2. My own view is that you will end up with a Declaration that you own half the equity in the house, but that the annexe belongs to your mother absolutely. I see the court dividing the equity in the house but allowing both parties to continue to live there. However, this view does not have the benefit of reading the case papers and examining the documents. So, if you hire a solicitor and barrister to defend the case, you should get an Opinion from them as to the likely outcome before you embark upon litigating the matter. They will have a more thorough view because they will see the Title Deeds, the Mortgage documentation and any other relevant material. One question which you will be asked is whether there was any written agreement made between you and your father as to what was going to happen to the ownership once the annexe was built.
3. I would also advise you to seek to reach some agreement with your mother as litigation is expensive. You should also consider whether it might be better if your mother and your wife lived apart, if relations between them have totally broken down. This might help in reaching a settlement of the dispute.
4. If you require any clarification, or if there is additional information you wish to share, I will be happy to assist further in the resolution of your question.

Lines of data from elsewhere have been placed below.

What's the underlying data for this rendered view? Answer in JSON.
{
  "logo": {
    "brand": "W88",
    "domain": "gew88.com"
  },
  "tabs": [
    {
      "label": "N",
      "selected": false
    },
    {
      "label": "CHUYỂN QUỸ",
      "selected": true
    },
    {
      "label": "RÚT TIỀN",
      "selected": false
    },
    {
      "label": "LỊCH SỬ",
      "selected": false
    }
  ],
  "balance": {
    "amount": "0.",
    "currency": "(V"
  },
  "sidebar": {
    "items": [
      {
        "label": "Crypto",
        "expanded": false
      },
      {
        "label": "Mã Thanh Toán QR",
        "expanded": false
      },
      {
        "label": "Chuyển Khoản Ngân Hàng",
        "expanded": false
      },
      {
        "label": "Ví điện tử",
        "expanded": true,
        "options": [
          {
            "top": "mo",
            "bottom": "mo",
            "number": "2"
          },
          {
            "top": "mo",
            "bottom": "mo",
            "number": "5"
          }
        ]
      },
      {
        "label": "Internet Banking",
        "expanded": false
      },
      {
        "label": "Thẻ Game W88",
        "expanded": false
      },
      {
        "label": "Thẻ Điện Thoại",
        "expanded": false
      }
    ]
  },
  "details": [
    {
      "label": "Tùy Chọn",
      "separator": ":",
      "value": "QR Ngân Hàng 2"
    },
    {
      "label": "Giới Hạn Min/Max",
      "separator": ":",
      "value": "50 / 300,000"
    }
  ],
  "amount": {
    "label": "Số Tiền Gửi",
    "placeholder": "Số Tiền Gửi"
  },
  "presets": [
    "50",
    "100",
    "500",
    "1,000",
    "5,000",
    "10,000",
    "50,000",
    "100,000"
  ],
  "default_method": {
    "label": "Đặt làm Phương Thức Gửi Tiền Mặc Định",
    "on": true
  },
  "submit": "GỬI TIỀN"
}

5. If your mother won´t engage in any meaningful mediation, then you simply have to fight it out in court. Ultimately, this means that legal fees will amount to a considerable amount of money. This might ultimately mean that the house gets sold as both sides will have legal costs. If you are looking for a solicitor, get one with litigation experience who comes well recommended by someone else who has been engaged in court proceedings. For a case of this nature, you will have to retain a barrister, so get the solicitor to chose someone who is up to the job.